Supplied records —
==============================

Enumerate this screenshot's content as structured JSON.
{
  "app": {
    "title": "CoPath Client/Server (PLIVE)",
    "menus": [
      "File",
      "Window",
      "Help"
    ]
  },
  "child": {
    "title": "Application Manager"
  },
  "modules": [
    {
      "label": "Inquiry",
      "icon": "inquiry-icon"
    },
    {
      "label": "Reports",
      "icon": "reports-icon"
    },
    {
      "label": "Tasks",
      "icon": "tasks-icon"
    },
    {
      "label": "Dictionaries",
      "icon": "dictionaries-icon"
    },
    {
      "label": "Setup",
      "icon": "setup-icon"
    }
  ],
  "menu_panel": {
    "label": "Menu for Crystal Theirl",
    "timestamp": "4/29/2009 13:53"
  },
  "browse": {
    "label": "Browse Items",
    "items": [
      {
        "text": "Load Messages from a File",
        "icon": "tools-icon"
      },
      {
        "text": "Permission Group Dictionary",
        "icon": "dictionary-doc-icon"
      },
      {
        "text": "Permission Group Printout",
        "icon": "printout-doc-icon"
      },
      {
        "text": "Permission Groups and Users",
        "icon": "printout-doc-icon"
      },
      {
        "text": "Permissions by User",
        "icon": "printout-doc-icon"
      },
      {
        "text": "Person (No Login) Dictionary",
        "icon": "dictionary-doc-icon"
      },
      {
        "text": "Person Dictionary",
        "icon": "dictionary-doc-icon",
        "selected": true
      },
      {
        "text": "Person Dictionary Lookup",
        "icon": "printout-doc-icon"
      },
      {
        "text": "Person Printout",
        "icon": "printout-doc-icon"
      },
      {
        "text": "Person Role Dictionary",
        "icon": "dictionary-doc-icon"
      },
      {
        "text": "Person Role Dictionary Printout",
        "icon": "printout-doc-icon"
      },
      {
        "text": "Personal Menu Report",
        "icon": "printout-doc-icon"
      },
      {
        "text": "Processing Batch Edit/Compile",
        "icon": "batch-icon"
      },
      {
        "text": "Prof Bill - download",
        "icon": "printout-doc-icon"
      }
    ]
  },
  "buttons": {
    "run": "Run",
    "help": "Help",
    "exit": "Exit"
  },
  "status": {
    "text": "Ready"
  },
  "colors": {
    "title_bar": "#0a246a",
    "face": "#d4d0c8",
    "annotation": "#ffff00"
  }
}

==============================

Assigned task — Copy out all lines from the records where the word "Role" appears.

Finished task —
        "text": "Person Role Dictionary",
        "text": "Person Role Dictionary Printout",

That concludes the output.